I’ve tried a lot of VR games since I acquired an Oculus Rift a couple years ago, and while I’ve had some fun with it, there hasn’t really been a game yet that made me just go “wow” on multiple occasions like Alyx has. Everything just feels “right.” The world’s physical interactivity is evident within the first 15 seconds of the game. You begin Half-Life: Alyx in a little safehouse, and there are uncapped markers on one of the tables that you can actually take and then draw on the windows.
When you’re in VR, you want to experiment with everything around you, and one of the quickest ways to lose that sense of “immersion’ is when objects aren’t interactable. A lot of current VR games don’t make it very clear which objects are interactable, and Valve went above and beyond with Alyx by making pretty much everything interactable in some way. Every location in the game is filled to the brim with things to interact with.
I had moments where I had to shove past barrels to escape a sticky situation, pick up a milk crate and dump out its contents to get ammo, use a pipe to keep a door shut so I could easily take out a swarm of headcrabs, and even pull open a car door and hide behind it when I was taking on heavy gunfire.
It’s an insane amount of detail and really gives you a physical presence in the world. Only Boneworks offered a comparable level of immersion, but that game, since it was made by a small indie team just trying its best, doesn’t have the astounding level of polish present in Alyx. The more impressive part is that a lot of the game’s little details are tied to actual gameplay mechanics and not just for show.

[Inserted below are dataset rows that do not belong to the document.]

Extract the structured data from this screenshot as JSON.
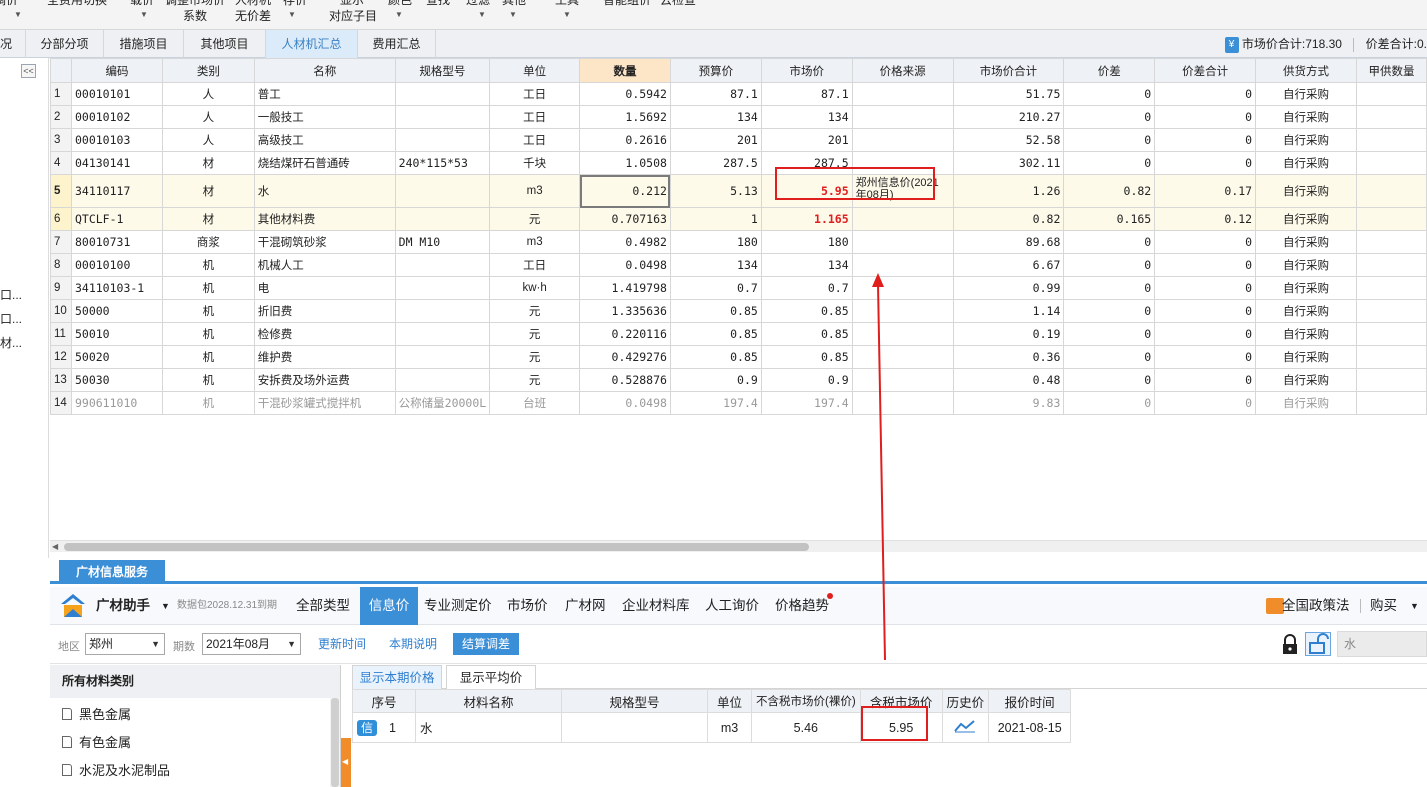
{
  "toolbar": {
    "items": [
      {
        "label": "调价",
        "name": "tb-adjust"
      },
      {
        "label": "全费用切换",
        "name": "tb-full-cost-toggle"
      },
      {
        "label": "载价",
        "name": "tb-load-price"
      },
      {
        "label": "调整市场价",
        "name": "tb-adjust-market-price"
      },
      {
        "label": "人材机",
        "name": "tb-labor-material-machine"
      },
      {
        "label": "存价",
        "name": "tb-save-price"
      },
      {
        "label": "显示",
        "name": "tb-display"
      },
      {
        "label": "颜色",
        "name": "tb-color"
      },
      {
        "label": "查找",
        "name": "tb-find"
      },
      {
        "label": "过滤",
        "name": "tb-filter"
      },
      {
        "label": "其他",
        "name": "tb-other"
      },
      {
        "label": "工具",
        "name": "tb-tools"
      },
      {
        "label": "智能组价",
        "name": "tb-smart-pricing"
      },
      {
        "label": "云检查",
        "name": "tb-cloud-check"
      }
    ],
    "sublabels": {
      "coefficient": "系数",
      "no_diff": "无价差",
      "sub_item": "对应子目"
    }
  },
  "tabs": [
    {
      "label": "况",
      "name": "tab-overview"
    },
    {
      "label": "分部分项",
      "name": "tab-sections"
    },
    {
      "label": "措施项目",
      "name": "tab-measures"
    },
    {
      "label": "其他项目",
      "name": "tab-other-items"
    },
    {
      "label": "人材机汇总",
      "name": "tab-lmm-summary"
    },
    {
      "label": "费用汇总",
      "name": "tab-cost-summary"
    }
  ],
  "summary": {
    "market_total_label": "市场价合计:718.30",
    "diff_total_label": "价差合计:0."
  },
  "left_panel": {
    "collapse": "<<",
    "truncated": [
      "口...",
      "口...",
      "材..."
    ]
  },
  "grid": {
    "columns": [
      "编码",
      "类别",
      "名称",
      "规格型号",
      "单位",
      "数量",
      "预算价",
      "市场价",
      "价格来源",
      "市场价合计",
      "价差",
      "价差合计",
      "供货方式",
      "甲供数量"
    ],
    "rows": [
      {
        "n": "1",
        "code": "00010101",
        "type": "人",
        "name": "普工",
        "spec": "",
        "unit": "工日",
        "qty": "0.5942",
        "budget": "87.1",
        "market": "87.1",
        "source": "",
        "total": "51.75",
        "diff": "0",
        "diff_total": "0",
        "supply": "自行采购"
      },
      {
        "n": "2",
        "code": "00010102",
        "type": "人",
        "name": "一般技工",
        "spec": "",
        "unit": "工日",
        "qty": "1.5692",
        "budget": "134",
        "market": "134",
        "source": "",
        "total": "210.27",
        "diff": "0",
        "diff_total": "0",
        "supply": "自行采购"
      },
      {
        "n": "3",
        "code": "00010103",
        "type": "人",
        "name": "高级技工",
        "spec": "",
        "unit": "工日",
        "qty": "0.2616",
        "budget": "201",
        "market": "201",
        "source": "",
        "total": "52.58",
        "diff": "0",
        "diff_total": "0",
        "supply": "自行采购"
      },
      {
        "n": "4",
        "code": "04130141",
        "type": "材",
        "name": "烧结煤矸石普通砖",
        "spec": "240*115*53",
        "unit": "千块",
        "qty": "1.0508",
        "budget": "287.5",
        "market": "287.5",
        "source": "",
        "total": "302.11",
        "diff": "0",
        "diff_total": "0",
        "supply": "自行采购"
      },
      {
        "n": "5",
        "code": "34110117",
        "type": "材",
        "name": "水",
        "spec": "",
        "unit": "m3",
        "qty": "0.212",
        "budget": "5.13",
        "market": "5.95",
        "source": "郑州信息价(2021年08月)",
        "total": "1.26",
        "diff": "0.82",
        "diff_total": "0.17",
        "supply": "自行采购"
      },
      {
        "n": "6",
        "code": "QTCLF-1",
        "type": "材",
        "name": "其他材料费",
        "spec": "",
        "unit": "元",
        "qty": "0.707163",
        "budget": "1",
        "market": "1.165",
        "source": "",
        "total": "0.82",
        "diff": "0.165",
        "diff_total": "0.12",
        "supply": "自行采购"
      },
      {
        "n": "7",
        "code": "80010731",
        "type": "商浆",
        "name": "干混砌筑砂浆",
        "spec": "DM M10",
        "unit": "m3",
        "qty": "0.4982",
        "budget": "180",
        "market": "180",
        "source": "",
        "total": "89.68",
        "diff": "0",
        "diff_total": "0",
        "supply": "自行采购"
      },
      {
        "n": "8",
        "code": "00010100",
        "type": "机",
        "name": "机械人工",
        "spec": "",
        "unit": "工日",
        "qty": "0.0498",
        "budget": "134",
        "market": "134",
        "source": "",
        "total": "6.67",
        "diff": "0",
        "diff_total": "0",
        "supply": "自行采购"
      },
      {
        "n": "9",
        "code": "34110103-1",
        "type": "机",
        "name": "电",
        "spec": "",
        "unit": "kw·h",
        "qty": "1.419798",
        "budget": "0.7",
        "market": "0.7",
        "source": "",
        "total": "0.99",
        "diff": "0",
        "diff_total": "0",
        "supply": "自行采购"
      },
      {
        "n": "10",
        "code": "50000",
        "type": "机",
        "name": "折旧费",
        "spec": "",
        "unit": "元",
        "qty": "1.335636",
        "budget": "0.85",
        "market": "0.85",
        "source": "",
        "total": "1.14",
        "diff": "0",
        "diff_total": "0",
        "supply": "自行采购"
      },
      {
        "n": "11",
        "code": "50010",
        "type": "机",
        "name": "检修费",
        "spec": "",
        "unit": "元",
        "qty": "0.220116",
        "budget": "0.85",
        "market": "0.85",
        "source": "",
        "total": "0.19",
        "diff": "0",
        "diff_total": "0",
        "supply": "自行采购"
      },
      {
        "n": "12",
        "code": "50020",
        "type": "机",
        "name": "维护费",
        "spec": "",
        "unit": "元",
        "qty": "0.429276",
        "budget": "0.85",
        "market": "0.85",
        "source": "",
        "total": "0.36",
        "diff": "0",
        "diff_total": "0",
        "supply": "自行采购"
      },
      {
        "n": "13",
        "code": "50030",
        "type": "机",
        "name": "安拆费及场外运费",
        "spec": "",
        "unit": "元",
        "qty": "0.528876",
        "budget": "0.9",
        "market": "0.9",
        "source": "",
        "total": "0.48",
        "diff": "0",
        "diff_total": "0",
        "supply": "自行采购"
      },
      {
        "n": "14",
        "code": "990611010",
        "type": "机",
        "name": "干混砂浆罐式搅拌机",
        "spec": "公称储量20000L",
        "unit": "台班",
        "qty": "0.0498",
        "budget": "197.4",
        "market": "197.4",
        "source": "",
        "total": "9.83",
        "diff": "0",
        "diff_total": "0",
        "supply": "自行采购"
      }
    ]
  },
  "service": {
    "tab_label": "广材信息服务",
    "assistant_name": "广材助手",
    "data_pack_note": "数据包2028.12.31到期",
    "nav": [
      {
        "label": "全部类型",
        "name": "nav-all-types"
      },
      {
        "label": "信息价",
        "name": "nav-info-price"
      },
      {
        "label": "专业测定价",
        "name": "nav-professional-price"
      },
      {
        "label": "市场价",
        "name": "nav-market-price"
      },
      {
        "label": "广材网",
        "name": "nav-gcw"
      },
      {
        "label": "企业材料库",
        "name": "nav-enterprise-library"
      },
      {
        "label": "人工询价",
        "name": "nav-manual-inquiry"
      },
      {
        "label": "价格趋势",
        "name": "nav-price-trend"
      }
    ],
    "policy_label": "全国政策法",
    "buy_label": "购买"
  },
  "filters": {
    "region_label": "地区",
    "region_value": "郑州",
    "period_label": "期数",
    "period_value": "2021年08月",
    "update_time": "更新时间",
    "period_note": "本期说明",
    "settle_adjust": "结算调差",
    "search_value": "水"
  },
  "categories": {
    "header": "所有材料类别",
    "items": [
      "黑色金属",
      "有色金属",
      "水泥及水泥制品"
    ]
  },
  "price_tabs": [
    "显示本期价格",
    "显示平均价"
  ],
  "info_table": {
    "columns": [
      "序号",
      "材料名称",
      "规格型号",
      "单位",
      "不含税市场价(裸价)",
      "含税市场价",
      "历史价",
      "报价时间"
    ],
    "rows": [
      {
        "badge": "信",
        "n": "1",
        "name": "水",
        "spec": "",
        "unit": "m3",
        "excl_tax": "5.46",
        "incl_tax": "5.95",
        "history": "trend-icon",
        "time": "2021-08-15"
      }
    ]
  },
  "colors": {
    "accent_blue": "#3b8fd7",
    "highlight_red": "#e01e1e",
    "qty_header": "#fde5c8",
    "selected_row": "#fdfaea",
    "side_handle": "#f08c2a"
  }
}
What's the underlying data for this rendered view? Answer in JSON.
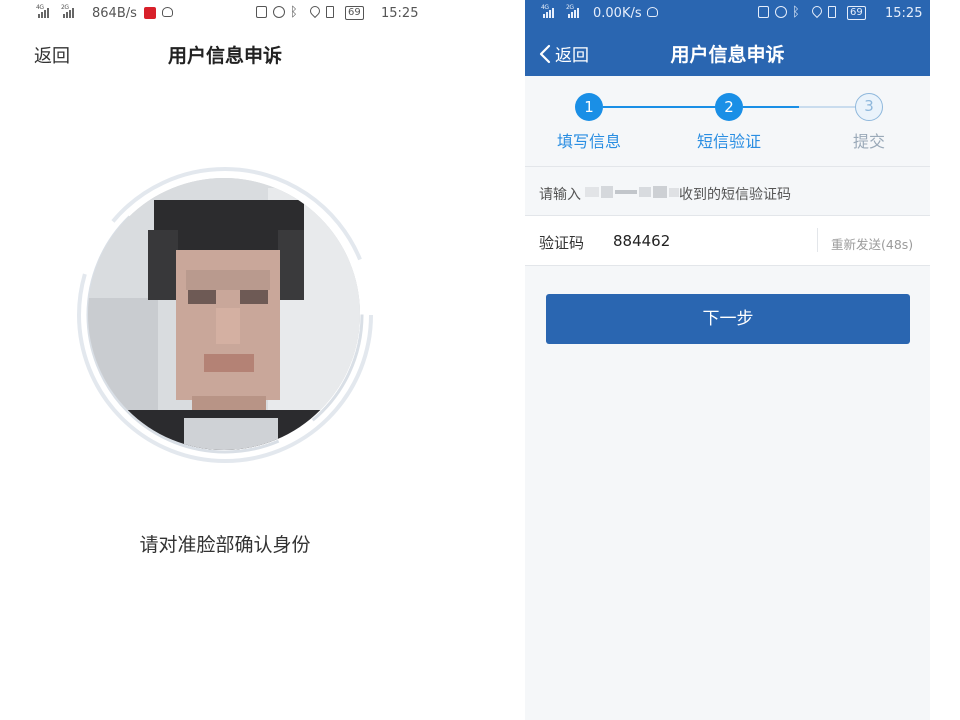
{
  "left": {
    "status": {
      "net1": "4G",
      "net2": "2G",
      "speed": "864B/s",
      "battery": "69",
      "time": "15:25"
    },
    "back_label": "返回",
    "title": "用户信息申诉",
    "face_hint": "请对准脸部确认身份"
  },
  "right": {
    "status": {
      "net1": "4G",
      "net2": "2G",
      "speed": "0.00K/s",
      "battery": "69",
      "time": "15:25"
    },
    "back_label": "返回",
    "title": "用户信息申诉",
    "steps": [
      {
        "num": "1",
        "label": "填写信息",
        "state": "done"
      },
      {
        "num": "2",
        "label": "短信验证",
        "state": "current"
      },
      {
        "num": "3",
        "label": "提交",
        "state": "todo"
      }
    ],
    "sms_hint_prefix": "请输入",
    "sms_hint_suffix": "收到的短信验证码",
    "code_label": "验证码",
    "code_value": "884462",
    "resend_label": "重新发送(48s)",
    "next_label": "下一步"
  },
  "colors": {
    "brand_blue": "#2a66b1",
    "step_blue": "#1a8fe6",
    "step_inactive": "#8fb8dc"
  },
  "icons": [
    "signal-icon",
    "nfc-icon",
    "alarm-icon",
    "bluetooth-icon",
    "location-icon",
    "vibrate-icon",
    "battery-icon",
    "back-arrow-icon"
  ]
}
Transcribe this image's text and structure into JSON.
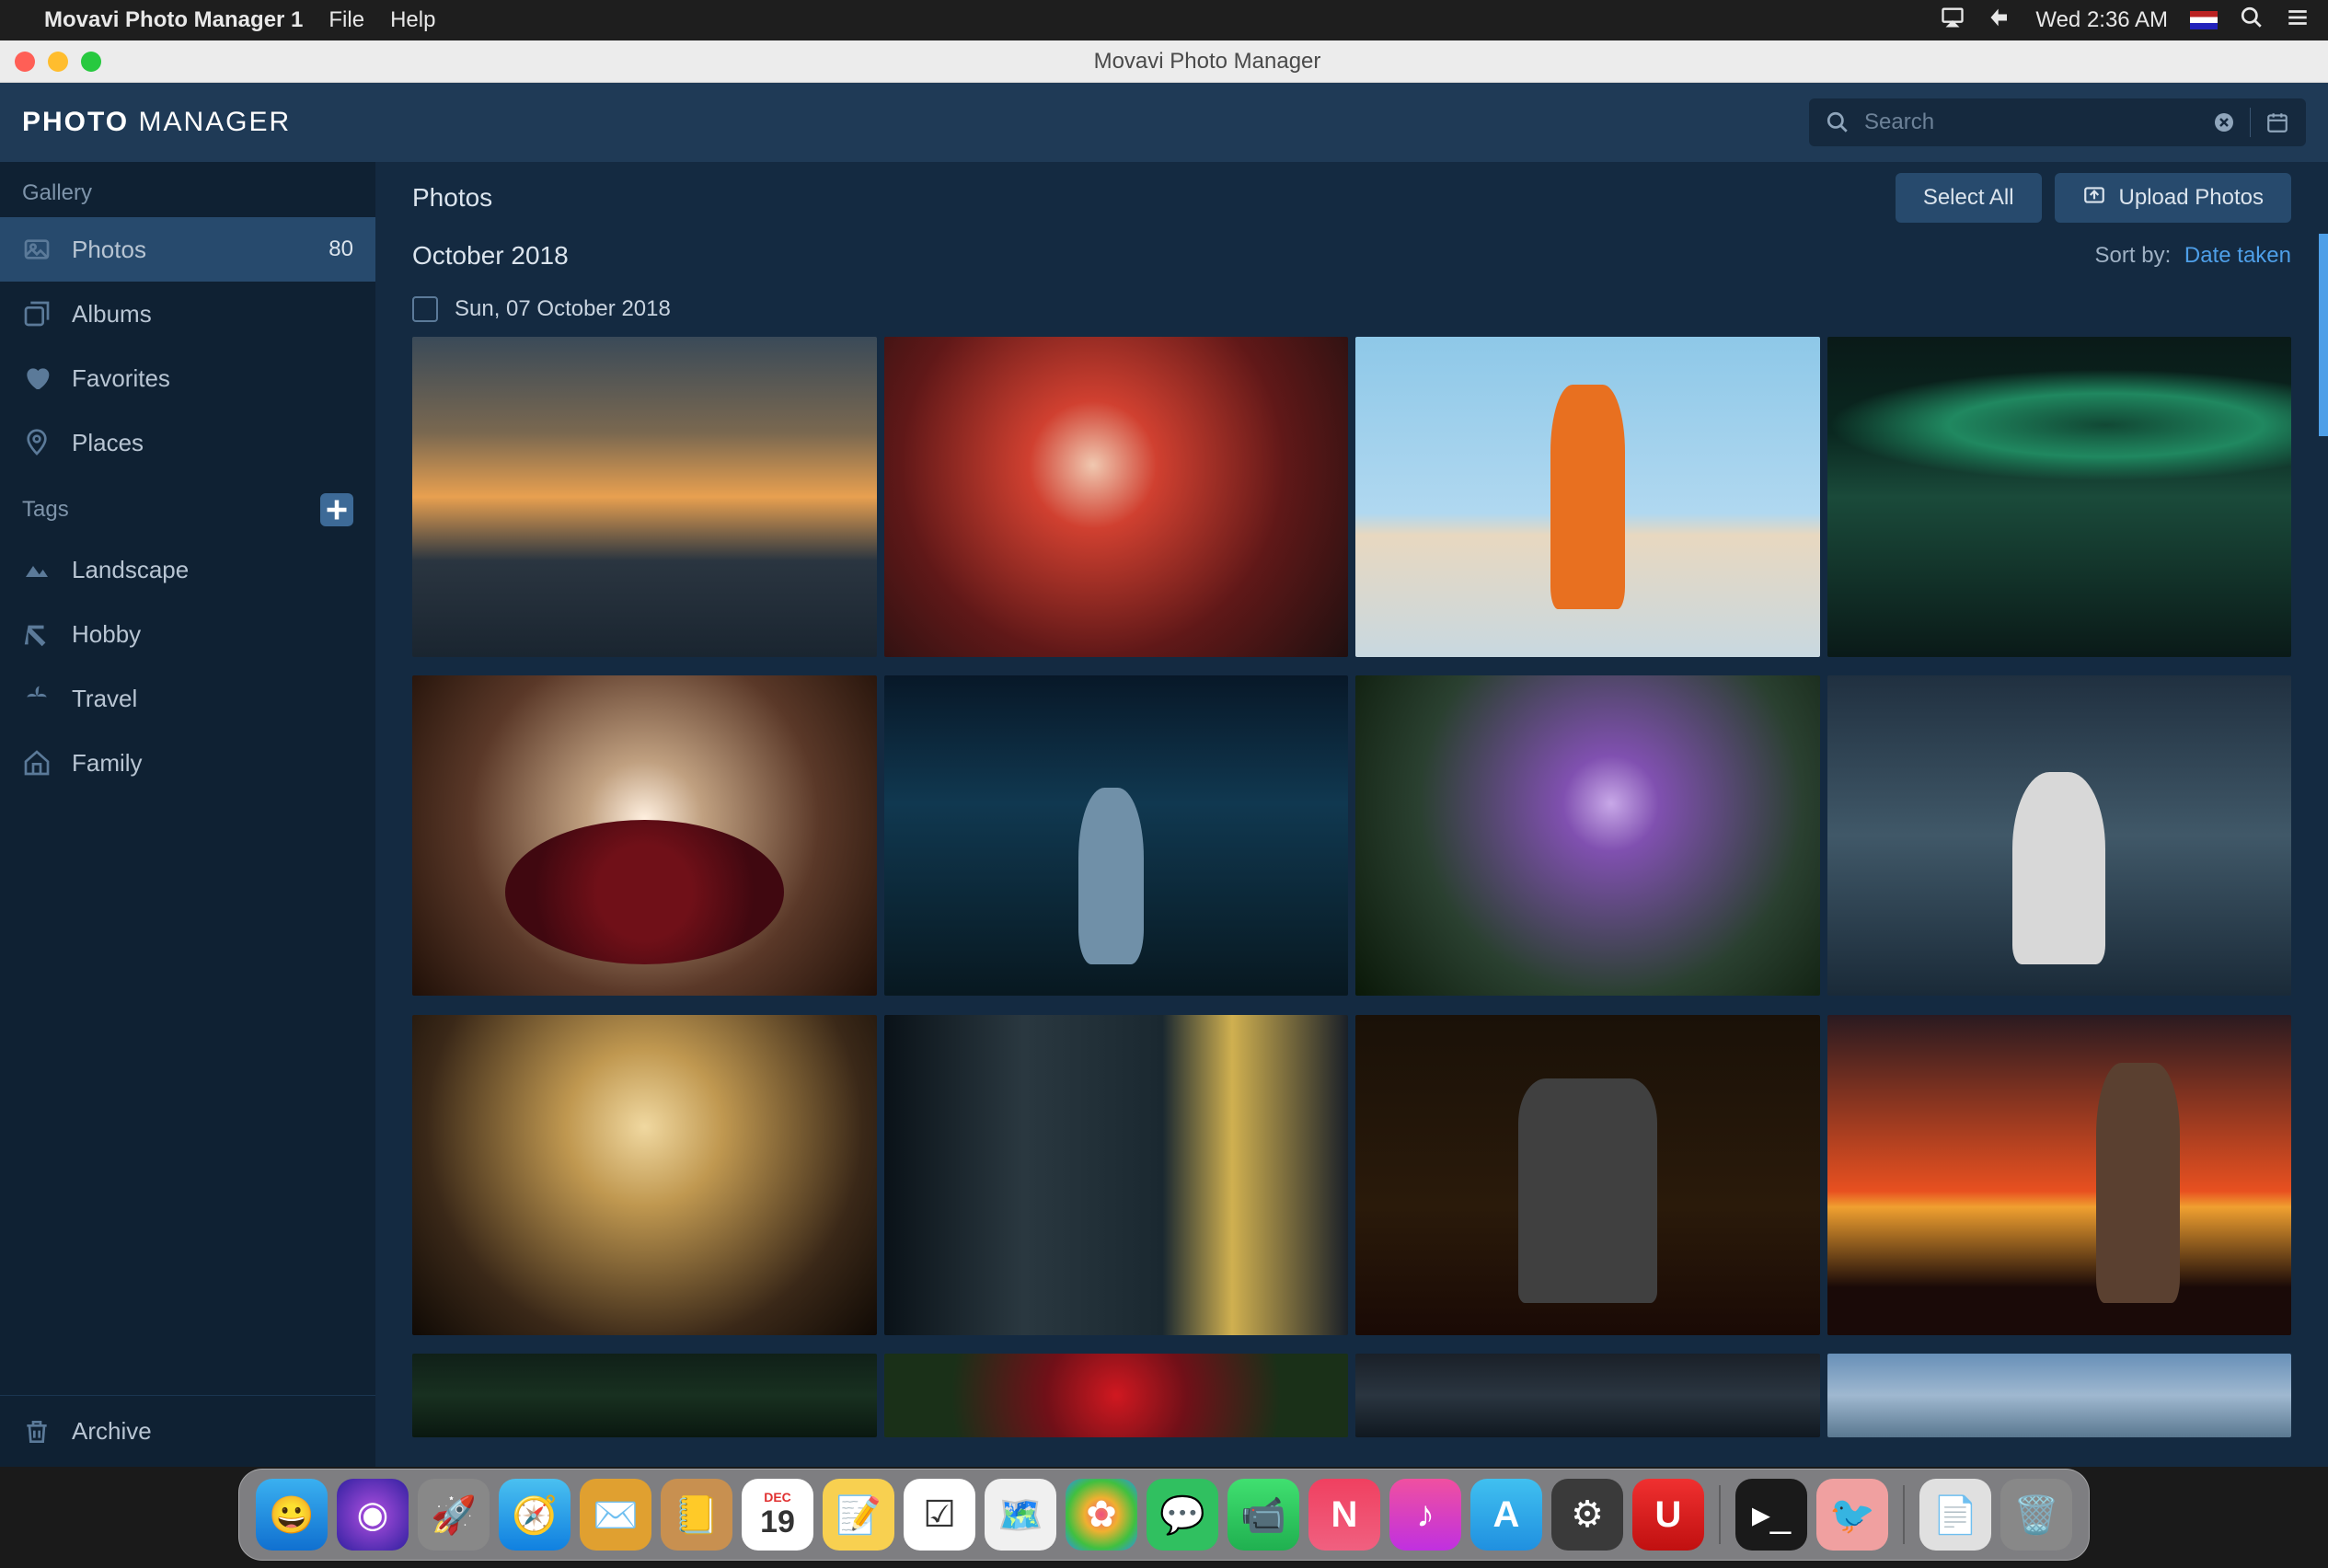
{
  "menubar": {
    "app_name": "Movavi Photo Manager 1",
    "menus": [
      "File",
      "Help"
    ],
    "clock": "Wed 2:36 AM"
  },
  "window": {
    "title": "Movavi Photo Manager"
  },
  "header": {
    "logo_bold": "PHOTO",
    "logo_light": " MANAGER",
    "search_placeholder": "Search"
  },
  "sidebar": {
    "gallery_label": "Gallery",
    "items": [
      {
        "label": "Photos",
        "count": "80"
      },
      {
        "label": "Albums"
      },
      {
        "label": "Favorites"
      },
      {
        "label": "Places"
      }
    ],
    "tags_label": "Tags",
    "tags": [
      {
        "label": "Landscape"
      },
      {
        "label": "Hobby"
      },
      {
        "label": "Travel"
      },
      {
        "label": "Family"
      }
    ],
    "archive_label": "Archive"
  },
  "main": {
    "page_title": "Photos",
    "select_all": "Select All",
    "upload": "Upload Photos",
    "month": "October 2018",
    "sort_label": "Sort by:",
    "sort_value": "Date taken",
    "date_group": "Sun, 07 October 2018"
  },
  "dock": {
    "cal_day": "19",
    "cal_month": "DEC"
  }
}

Every cupboard and drawer is interactable. Toilet handles, seat covers, uncapped markers, trash can lids, car doors, chairs, even a pool table where you can roll balls at one another to play a little game of pool with yourself.
Without spoiling it, there’s one scenario in the game where you have to be extremely careful about making sound while also searching for items you need to complete an objective. One of the most immersive moments in the game for me was moving around some objects in a small cupboard so that I could reach the item I needed, and when I raised my hand up I knocked a glass bottle off the shelf above me and had to quickly catch it and softly lay it back down to stay quiet.
There are all kinds of these moments in Alyx, and Valve did an admiral job of not making the game feel like a tech demo, but an experience with all these organic moments that just emerge from the general gameplay mechanics and a player’s own logic.
That’s not even to mention that Alyx offers a compelling story, gorgeous visuals, and everything else you’d expect from a Half-Life game. It’s a remarkable achievement for virtual reality games.
Half-Life: Alyx has me extremely excited for the future of virtual reality games. The bar has been raised by Valve. And considering how the Index headset has been continually selling out, I think it’s safe to say that Half-Life: Alyx is the first must-have virtual reality title, and other developers are surely going to take note.